» TASK GOAL: Go through the records below and copy out every line that contains the word "subtitle".

(Dataset rows describing interfaces)
= Beginning of Section =

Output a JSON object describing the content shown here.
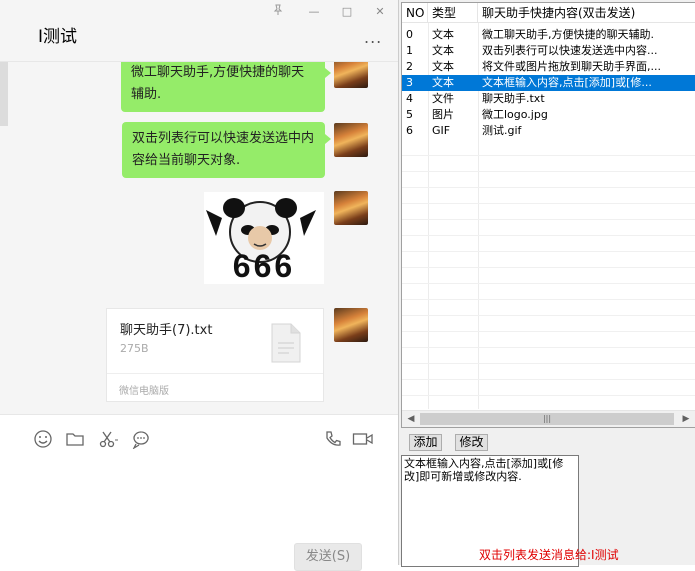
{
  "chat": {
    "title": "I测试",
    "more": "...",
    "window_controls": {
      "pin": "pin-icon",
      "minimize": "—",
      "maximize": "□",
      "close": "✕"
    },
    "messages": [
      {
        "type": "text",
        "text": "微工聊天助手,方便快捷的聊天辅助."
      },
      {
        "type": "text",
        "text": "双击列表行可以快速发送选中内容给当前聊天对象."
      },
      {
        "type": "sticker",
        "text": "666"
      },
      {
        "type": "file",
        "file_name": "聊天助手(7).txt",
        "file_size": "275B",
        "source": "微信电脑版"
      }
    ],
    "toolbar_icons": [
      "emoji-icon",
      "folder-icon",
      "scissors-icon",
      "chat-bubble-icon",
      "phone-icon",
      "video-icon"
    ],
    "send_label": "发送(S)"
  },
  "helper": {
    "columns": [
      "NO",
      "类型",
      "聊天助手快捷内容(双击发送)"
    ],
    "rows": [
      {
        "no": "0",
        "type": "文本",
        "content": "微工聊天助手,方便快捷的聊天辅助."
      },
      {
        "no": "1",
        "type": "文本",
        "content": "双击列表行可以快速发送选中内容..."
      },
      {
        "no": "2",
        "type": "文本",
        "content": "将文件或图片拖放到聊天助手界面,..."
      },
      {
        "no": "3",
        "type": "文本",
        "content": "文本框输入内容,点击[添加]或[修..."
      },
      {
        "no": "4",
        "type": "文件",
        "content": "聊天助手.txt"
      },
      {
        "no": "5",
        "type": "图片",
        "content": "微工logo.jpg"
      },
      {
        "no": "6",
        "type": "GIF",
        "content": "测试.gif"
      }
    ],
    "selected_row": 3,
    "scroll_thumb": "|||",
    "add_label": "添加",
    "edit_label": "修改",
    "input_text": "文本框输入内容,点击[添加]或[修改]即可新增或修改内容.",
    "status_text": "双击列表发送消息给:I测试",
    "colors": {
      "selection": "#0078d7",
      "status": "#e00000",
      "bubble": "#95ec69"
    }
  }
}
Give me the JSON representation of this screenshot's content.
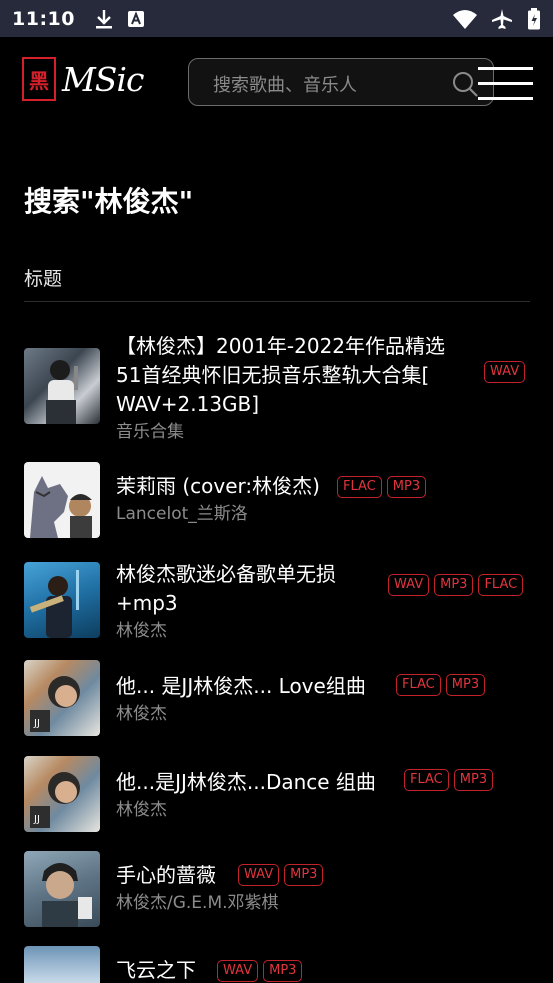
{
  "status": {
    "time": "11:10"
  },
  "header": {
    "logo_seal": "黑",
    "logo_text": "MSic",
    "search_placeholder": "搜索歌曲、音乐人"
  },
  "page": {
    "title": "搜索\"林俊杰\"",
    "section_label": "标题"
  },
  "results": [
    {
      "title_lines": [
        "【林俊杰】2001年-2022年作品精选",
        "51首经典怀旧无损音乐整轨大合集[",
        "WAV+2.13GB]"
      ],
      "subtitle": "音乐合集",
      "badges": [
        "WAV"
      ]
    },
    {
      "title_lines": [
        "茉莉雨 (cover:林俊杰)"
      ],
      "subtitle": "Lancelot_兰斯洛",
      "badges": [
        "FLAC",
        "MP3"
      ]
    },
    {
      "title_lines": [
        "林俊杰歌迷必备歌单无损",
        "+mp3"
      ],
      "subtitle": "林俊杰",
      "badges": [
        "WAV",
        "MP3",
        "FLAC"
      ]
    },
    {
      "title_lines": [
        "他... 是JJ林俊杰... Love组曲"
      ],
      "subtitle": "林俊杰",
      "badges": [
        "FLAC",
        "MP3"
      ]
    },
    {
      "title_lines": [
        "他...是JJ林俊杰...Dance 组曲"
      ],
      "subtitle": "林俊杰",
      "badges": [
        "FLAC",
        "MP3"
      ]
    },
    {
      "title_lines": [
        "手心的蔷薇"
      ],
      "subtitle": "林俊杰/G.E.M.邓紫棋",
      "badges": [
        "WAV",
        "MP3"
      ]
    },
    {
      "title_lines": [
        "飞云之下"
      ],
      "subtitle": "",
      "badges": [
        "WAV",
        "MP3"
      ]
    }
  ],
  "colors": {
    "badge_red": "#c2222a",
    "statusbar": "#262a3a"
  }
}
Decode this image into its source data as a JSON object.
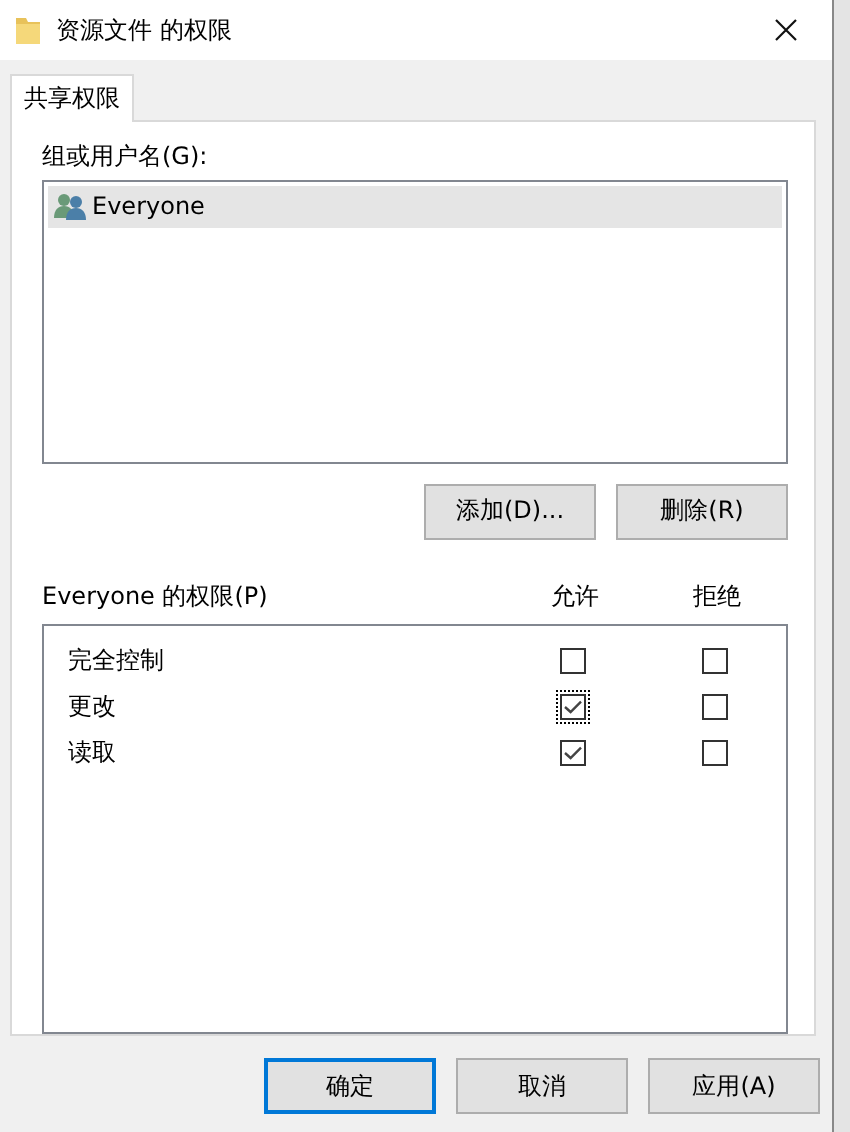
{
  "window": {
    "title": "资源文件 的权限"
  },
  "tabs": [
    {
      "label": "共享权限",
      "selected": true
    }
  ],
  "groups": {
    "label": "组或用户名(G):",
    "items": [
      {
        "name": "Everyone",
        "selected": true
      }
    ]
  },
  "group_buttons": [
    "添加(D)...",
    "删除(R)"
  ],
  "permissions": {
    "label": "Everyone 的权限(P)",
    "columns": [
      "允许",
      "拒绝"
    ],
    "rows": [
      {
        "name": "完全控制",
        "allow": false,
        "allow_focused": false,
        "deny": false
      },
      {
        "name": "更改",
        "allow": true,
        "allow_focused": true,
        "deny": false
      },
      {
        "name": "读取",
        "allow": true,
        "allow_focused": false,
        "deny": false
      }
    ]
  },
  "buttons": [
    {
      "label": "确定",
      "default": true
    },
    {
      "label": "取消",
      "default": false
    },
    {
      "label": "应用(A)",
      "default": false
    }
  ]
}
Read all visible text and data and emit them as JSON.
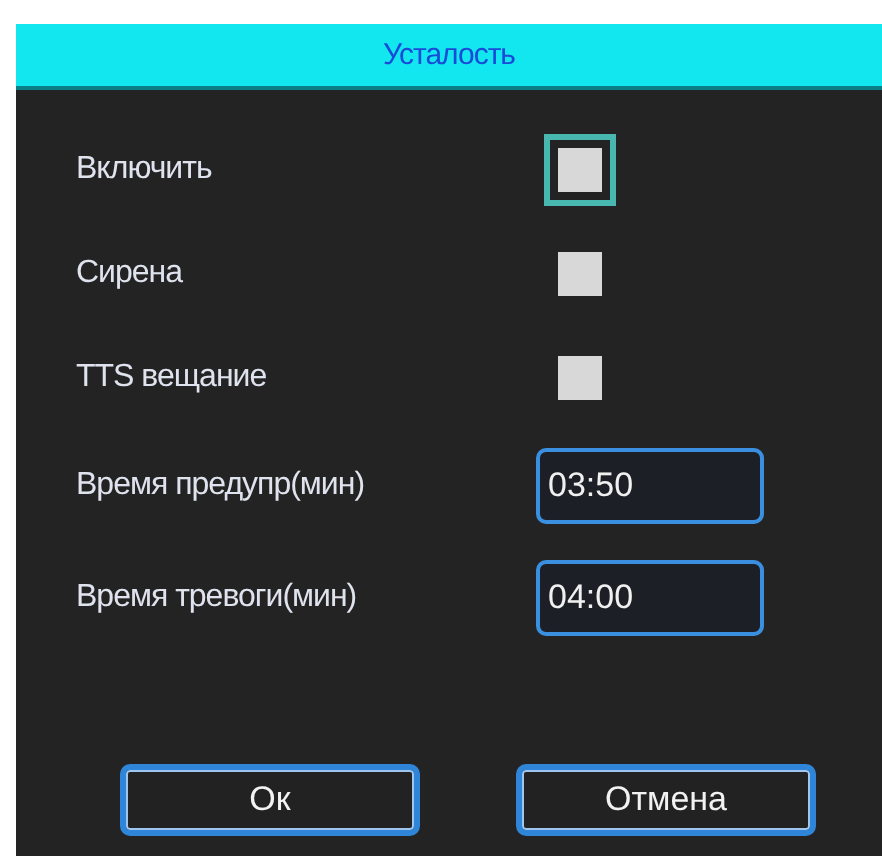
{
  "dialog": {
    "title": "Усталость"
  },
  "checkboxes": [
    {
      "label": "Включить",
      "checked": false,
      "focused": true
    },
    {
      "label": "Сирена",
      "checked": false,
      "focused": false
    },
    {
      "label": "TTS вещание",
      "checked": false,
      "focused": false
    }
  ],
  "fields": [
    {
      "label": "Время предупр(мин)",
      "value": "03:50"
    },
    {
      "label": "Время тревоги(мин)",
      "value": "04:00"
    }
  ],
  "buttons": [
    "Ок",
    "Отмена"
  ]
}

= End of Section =

» RESULT FOR THIS EXERCISE:
      "subtitle": "音乐合集",
      "subtitle": "Lancelot_兰斯洛",
      "subtitle": "林俊杰",
      "subtitle": "林俊杰",
      "subtitle": "林俊杰",
      "subtitle": "林俊杰/G.E.M.邓紫棋",
      "subtitle": "",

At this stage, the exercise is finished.